Fleeing by foot: The Venezuela exodus grows
Fleeing Venezuela, caminantes travel hundreds of kilometres by foot to Colombia, Ecuador, Peru, Chile and beyond.
Cucuta, Colombia – Caminantes, as millions of Venezuelan walkers are known, trek along South American highways, cross mountain ranges where temperatures dip below zero and move across low arid lands where temperatures soar to 40 degrees.
Political instability, economic collapse and rising insecurity in Venezuela have triggered the flight of nearly 4.5 million people from their home country in recent years. Four out of five have remained in South American and Caribbean countries where the availability of work, healthcare and education services offer the chance to carve out a brighter future.
They are day labourers and nurses, teachers and shopkeepers. Some travel with their families, others hope to send money to cash-strapped relatives back home where the cost of living has spiralled out of control and a typical month’s salary won’t buy more than a bag of rice.

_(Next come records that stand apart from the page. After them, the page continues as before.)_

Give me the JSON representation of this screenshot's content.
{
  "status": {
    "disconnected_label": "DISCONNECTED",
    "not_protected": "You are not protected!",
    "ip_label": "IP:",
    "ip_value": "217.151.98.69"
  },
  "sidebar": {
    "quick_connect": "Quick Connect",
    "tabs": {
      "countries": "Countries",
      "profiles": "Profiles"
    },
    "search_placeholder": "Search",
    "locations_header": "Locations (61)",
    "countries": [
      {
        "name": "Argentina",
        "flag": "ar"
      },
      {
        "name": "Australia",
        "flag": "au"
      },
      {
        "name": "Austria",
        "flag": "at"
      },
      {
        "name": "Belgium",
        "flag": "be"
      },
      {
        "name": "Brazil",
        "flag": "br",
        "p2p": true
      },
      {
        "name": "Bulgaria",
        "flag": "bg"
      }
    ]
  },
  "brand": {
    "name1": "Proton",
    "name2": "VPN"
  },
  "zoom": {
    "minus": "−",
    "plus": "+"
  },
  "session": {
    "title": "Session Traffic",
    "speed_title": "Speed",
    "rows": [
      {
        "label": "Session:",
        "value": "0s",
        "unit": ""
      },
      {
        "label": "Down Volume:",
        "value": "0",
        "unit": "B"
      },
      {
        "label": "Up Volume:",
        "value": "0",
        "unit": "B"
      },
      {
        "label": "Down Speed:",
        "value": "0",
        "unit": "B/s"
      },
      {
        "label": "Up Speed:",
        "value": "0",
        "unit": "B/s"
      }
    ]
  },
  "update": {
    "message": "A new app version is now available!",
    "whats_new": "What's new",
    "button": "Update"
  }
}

The movement of Venezuelans out of their country represents one of the fastest-growing displacement crises in the world and the most severe in Latin America’s modern history – a humanitarian emergency stretching thousands of kilometres across multiple countries – to sparsely populated highlands of Colombia, the streets of Ecuador, Peru and Chile’s largest cities, and beyond.
Governments and humanitarian agencies responding to the crisis see the numbers of departures continuing unabated. The International Organization for Migration (IOM) and the UN Refugee Agency (UNHCR) estimate that another two million Venezuelans will leave by the end of 2020 if outflows continue as they have for the past two years.

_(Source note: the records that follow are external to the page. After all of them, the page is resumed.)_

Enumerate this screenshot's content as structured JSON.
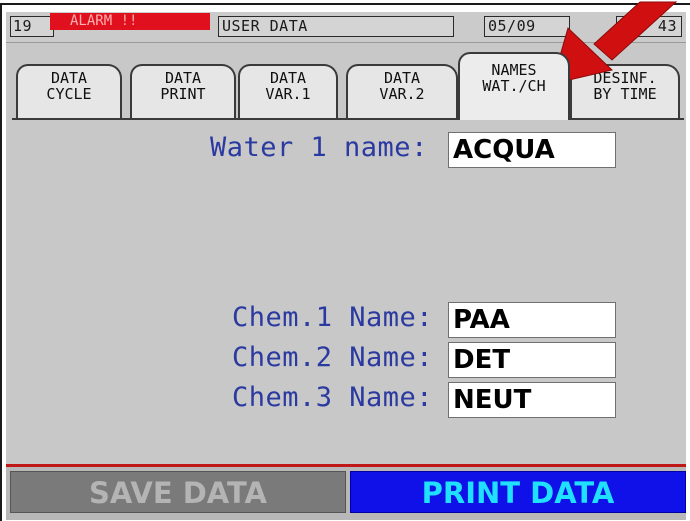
{
  "status_bar": {
    "number": "19",
    "alarm": "ALARM !!",
    "title": "USER DATA",
    "date": "05/09",
    "time": "09 43"
  },
  "tabs": [
    {
      "line1": "DATA",
      "line2": "CYCLE"
    },
    {
      "line1": "DATA",
      "line2": "PRINT"
    },
    {
      "line1": "DATA",
      "line2": "VAR.1"
    },
    {
      "line1": "DATA",
      "line2": "VAR.2"
    },
    {
      "line1": "NAMES",
      "line2": "WAT./CH",
      "active": true
    },
    {
      "line1": "DESINF.",
      "line2": "BY TIME"
    }
  ],
  "form": {
    "water1_label": "Water 1 name:",
    "water1_value": "ACQUA",
    "chem1_label": "Chem.1 Name:",
    "chem1_value": "PAA",
    "chem2_label": "Chem.2 Name:",
    "chem2_value": "DET",
    "chem3_label": "Chem.3 Name:",
    "chem3_value": "NEUT"
  },
  "buttons": {
    "save": "SAVE DATA",
    "print": "PRINT DATA"
  },
  "colors": {
    "alarm": "#e0101e",
    "label": "#2a3aa0",
    "print_button": "#1010e8",
    "print_text": "#20e0ff",
    "save_button": "#7a7a7a",
    "arrow": "#d01010"
  },
  "annotation": {
    "arrow_icon": "red-arrow-pointing-to-names-tab"
  }
}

Some have the resources to travel by plane, land and sea, but many have no choice but to walk for days on end with only their most valuable possessions, relying on the generosity of strangers.
Many of the caminantes are compelled to travel through trochas, informal and dangerous border crossings through rivers and forests. They spend their nights under bridges, in open fields or, at times, in shelters established along the route.
Transit centres run by humanitarian or church organisations offer Venezuelans some respite – the chance for a medical check-up, a warm meal, a new set of clothes, an internet connection or a counselling session.
Although some countries, including Colombia, have largely maintained open-door policies, others, including Ecuador and Peru have recently put in place restrictions for Venezuelans wishing to enter the country. Many Venezuelans benefit from social services, despite the increasing strain their needs place on other nations’ already limited resources.
Nevertheless, Venezuelans on the move must mainly rely on their own resources, resilience and hope for a better tomorrow.